If, to form a relationship with a play, you demand to be wooed with perfect red roses, entertained by fireworks, and seduced by the image of a perfect life, then The Leningrad Siege is not for you. Jose Sanchis Sinisterra’s creation, making its English-language debut at Wilton’s Music Hall, instead sidles up to you, laughs crazily, wobbles, then drifts around in a haze, penetrating yet indeterminate, like an old lady’s lavender water.
Yet if you relax, hold out your hand, and allow yourself to be led into this story of two old ladies living out a confused, often fantastical, “reality” in an old theatre that’s falling apart around them – you’ll find you’re exploring the whole of 20th-century European history from an intelligent, if oddly tilted, perspective.
On one level this is a familiar tale. Natalia (Dierdra Morris) was the ditzy blonde star actress, the mistress of the Great Nestor, the theatre’s director, who died — centre-stage, as he’d lived — in a mysterious fall. (Or at least the women think it was mysterious; they wonder if it was murder.) Priscilla (Rosemary McHale) was the faithful but frustrated wife of the firebrand, who though he was aging had continued to proclaim, with all of the familiar formulae, the cause of the Revolution.
After his death, all the two women had was each other, and the theatre that had been the life’s work of the man they’d shared. So, squabbling furiously and comically, they’ve spent two decades trying to hold out, alone, against the march of “progress,” against the challenges of capitalism, against the enveloping arm of European art-ocrats, against decay from within.

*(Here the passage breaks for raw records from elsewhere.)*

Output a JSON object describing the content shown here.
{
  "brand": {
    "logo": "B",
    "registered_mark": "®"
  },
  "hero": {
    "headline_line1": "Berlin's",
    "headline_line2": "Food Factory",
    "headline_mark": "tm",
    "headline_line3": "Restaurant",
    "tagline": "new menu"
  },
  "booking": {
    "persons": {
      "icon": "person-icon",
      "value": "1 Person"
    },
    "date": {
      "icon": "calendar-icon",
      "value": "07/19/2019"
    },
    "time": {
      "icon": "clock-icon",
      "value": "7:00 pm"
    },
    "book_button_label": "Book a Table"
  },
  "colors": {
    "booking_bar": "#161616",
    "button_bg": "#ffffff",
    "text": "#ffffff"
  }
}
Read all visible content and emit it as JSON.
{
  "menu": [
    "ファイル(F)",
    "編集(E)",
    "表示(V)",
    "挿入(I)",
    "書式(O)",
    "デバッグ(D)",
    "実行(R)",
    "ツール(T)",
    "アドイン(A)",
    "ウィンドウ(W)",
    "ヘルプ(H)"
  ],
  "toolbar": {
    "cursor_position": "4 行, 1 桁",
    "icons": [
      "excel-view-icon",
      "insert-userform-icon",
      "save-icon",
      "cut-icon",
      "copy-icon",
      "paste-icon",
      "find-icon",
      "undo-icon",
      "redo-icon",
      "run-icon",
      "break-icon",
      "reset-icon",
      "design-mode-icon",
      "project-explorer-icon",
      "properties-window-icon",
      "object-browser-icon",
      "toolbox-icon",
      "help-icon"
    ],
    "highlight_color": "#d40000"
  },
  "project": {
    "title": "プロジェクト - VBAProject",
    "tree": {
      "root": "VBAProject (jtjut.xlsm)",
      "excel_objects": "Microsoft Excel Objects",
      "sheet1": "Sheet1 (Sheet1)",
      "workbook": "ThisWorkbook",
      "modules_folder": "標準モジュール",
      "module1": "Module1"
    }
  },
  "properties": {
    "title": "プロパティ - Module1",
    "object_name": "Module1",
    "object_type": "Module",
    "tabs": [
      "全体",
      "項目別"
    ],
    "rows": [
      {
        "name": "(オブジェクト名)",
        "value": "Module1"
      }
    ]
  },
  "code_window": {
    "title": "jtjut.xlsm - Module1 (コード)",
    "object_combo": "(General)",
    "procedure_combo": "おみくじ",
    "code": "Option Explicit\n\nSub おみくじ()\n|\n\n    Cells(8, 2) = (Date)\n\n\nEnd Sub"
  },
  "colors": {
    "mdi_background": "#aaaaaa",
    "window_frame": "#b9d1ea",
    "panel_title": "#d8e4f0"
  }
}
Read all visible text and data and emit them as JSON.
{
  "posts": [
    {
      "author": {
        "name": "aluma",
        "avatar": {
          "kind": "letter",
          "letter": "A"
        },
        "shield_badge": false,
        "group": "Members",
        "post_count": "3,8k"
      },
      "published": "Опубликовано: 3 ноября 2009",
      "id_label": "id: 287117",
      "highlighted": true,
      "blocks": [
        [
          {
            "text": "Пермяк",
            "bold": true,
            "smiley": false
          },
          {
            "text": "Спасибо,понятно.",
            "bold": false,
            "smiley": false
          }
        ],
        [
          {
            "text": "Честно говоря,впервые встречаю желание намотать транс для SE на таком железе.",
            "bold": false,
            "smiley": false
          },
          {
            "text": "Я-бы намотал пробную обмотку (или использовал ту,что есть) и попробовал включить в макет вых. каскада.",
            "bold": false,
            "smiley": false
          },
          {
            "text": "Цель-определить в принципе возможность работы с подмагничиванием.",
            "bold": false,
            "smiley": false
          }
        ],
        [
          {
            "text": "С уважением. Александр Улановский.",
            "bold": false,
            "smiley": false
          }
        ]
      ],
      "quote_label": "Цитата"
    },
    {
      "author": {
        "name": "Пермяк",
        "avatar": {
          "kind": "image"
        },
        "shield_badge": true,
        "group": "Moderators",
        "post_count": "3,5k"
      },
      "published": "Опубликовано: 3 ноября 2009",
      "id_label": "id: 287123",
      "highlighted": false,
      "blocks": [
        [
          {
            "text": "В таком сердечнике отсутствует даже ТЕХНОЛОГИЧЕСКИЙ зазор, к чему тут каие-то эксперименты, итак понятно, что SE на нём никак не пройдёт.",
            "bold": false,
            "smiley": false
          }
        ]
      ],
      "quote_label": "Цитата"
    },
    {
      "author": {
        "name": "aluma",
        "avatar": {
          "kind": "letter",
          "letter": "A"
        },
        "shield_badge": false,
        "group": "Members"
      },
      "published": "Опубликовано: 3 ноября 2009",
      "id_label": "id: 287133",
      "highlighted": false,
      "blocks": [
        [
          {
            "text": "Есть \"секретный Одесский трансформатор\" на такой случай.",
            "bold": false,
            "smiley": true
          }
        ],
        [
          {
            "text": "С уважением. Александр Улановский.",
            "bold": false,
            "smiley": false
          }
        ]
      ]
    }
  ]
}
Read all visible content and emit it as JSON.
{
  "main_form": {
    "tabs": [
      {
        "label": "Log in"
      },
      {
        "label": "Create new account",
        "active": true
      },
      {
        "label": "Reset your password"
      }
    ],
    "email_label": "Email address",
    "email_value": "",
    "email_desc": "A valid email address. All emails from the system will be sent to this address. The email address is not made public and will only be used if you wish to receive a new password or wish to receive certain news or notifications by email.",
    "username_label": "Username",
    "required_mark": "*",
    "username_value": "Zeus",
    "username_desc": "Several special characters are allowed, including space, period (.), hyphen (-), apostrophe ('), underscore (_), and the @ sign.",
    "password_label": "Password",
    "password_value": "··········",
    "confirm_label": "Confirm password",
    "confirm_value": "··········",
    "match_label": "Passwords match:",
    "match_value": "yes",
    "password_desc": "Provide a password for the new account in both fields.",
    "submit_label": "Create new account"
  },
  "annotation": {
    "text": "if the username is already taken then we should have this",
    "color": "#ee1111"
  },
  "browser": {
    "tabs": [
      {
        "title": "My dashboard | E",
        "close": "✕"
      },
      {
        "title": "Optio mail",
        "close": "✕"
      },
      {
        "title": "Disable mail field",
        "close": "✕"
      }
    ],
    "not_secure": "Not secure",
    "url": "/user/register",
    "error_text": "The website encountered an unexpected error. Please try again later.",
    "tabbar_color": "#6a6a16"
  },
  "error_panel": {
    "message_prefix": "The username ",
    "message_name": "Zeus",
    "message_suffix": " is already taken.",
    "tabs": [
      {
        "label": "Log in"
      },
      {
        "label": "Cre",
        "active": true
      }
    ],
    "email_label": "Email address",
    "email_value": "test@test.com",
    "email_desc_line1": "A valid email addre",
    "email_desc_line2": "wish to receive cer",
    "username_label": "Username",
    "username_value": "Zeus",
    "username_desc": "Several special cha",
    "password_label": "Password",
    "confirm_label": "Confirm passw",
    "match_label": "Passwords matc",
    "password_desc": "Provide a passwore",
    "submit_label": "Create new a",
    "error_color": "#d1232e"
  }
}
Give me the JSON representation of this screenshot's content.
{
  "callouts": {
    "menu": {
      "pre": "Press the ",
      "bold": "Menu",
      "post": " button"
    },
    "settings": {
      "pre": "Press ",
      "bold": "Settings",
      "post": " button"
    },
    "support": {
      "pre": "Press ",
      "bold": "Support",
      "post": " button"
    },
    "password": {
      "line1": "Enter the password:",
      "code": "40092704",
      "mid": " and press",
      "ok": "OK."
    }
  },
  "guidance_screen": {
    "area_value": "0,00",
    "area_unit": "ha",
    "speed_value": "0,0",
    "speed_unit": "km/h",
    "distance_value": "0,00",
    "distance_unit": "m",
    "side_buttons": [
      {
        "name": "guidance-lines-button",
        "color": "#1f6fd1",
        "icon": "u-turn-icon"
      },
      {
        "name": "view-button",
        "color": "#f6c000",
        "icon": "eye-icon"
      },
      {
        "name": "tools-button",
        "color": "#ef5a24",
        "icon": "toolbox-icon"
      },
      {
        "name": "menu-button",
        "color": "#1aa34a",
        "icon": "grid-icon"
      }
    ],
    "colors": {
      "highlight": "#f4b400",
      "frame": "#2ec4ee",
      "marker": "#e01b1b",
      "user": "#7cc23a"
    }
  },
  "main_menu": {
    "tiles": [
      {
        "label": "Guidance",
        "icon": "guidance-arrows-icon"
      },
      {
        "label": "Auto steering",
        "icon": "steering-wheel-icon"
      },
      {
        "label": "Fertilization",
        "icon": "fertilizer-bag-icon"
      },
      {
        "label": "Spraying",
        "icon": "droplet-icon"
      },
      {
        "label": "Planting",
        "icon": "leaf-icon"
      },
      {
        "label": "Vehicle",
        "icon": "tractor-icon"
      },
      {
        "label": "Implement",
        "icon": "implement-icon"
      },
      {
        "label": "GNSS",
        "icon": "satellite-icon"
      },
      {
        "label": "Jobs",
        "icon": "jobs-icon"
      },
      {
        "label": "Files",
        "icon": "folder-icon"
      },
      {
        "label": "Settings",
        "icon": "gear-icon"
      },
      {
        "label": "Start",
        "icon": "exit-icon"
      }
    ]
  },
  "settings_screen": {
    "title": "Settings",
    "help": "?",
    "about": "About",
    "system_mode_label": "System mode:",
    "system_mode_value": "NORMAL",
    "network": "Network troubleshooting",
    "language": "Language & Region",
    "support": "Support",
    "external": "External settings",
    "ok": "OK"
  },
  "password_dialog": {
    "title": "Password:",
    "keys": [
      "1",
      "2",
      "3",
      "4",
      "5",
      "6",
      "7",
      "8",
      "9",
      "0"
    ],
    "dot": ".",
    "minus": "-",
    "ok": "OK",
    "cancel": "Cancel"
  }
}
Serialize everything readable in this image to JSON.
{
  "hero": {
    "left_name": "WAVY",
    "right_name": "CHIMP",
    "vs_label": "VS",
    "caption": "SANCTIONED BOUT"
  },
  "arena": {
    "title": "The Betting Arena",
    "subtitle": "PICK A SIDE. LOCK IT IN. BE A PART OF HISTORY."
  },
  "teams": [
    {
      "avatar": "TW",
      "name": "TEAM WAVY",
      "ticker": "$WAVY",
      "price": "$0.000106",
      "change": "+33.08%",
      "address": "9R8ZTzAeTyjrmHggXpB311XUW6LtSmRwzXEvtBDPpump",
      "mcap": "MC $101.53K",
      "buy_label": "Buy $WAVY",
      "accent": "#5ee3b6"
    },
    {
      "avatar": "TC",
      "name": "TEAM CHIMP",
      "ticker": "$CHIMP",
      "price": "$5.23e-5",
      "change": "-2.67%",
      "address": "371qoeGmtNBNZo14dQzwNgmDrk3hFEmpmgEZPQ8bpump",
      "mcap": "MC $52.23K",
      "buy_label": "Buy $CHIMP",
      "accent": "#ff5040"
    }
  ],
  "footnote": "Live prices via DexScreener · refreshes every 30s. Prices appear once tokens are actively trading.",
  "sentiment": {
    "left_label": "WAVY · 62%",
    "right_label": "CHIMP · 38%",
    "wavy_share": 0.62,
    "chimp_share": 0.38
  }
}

They cling to the belief that the solution — if not to the future of the theatre then at least to the “mystery” of Nestor’s death — will emerge if they can only find the script of The Leningrad Siege, the work that was in rehearsal when he died, amidst the dusty, disordered papers of the revolutionary company’s past.
As a setting, Wilton’s, dusty, fragile and magnificent in its crumbling grandeur, is simply perfect. It is — it doesn’t just become — the Phantom Theatre that they are fighting so hard and hopelessly to protect. Within it, McHale and Morris are two experienced, classy actors, playing two roles that well might tempt senior women of the stage to a bit of murder behind the curtain to obtain.
Beyond the core story, there’s a whole other level of politics, of history, here, that they, and the play and the patina of the Wilton bring out. The two women remain, mostly, faithful to the cause, to the Revolution, to the language and institutions of the early 20th-century Marxist revolutionary. Yet capitalism, in all its myriad of seductive, dangerous ways, threatens not just the theatre, but their determined ideological purity.
We know in one way, how it will all turn out – “the menopause is irreversible, just like history,” Priscilla proclaims — yet do we? Can hope, and expectation, write another ending? Can you grow young, instead of growing old? Can the Revolution?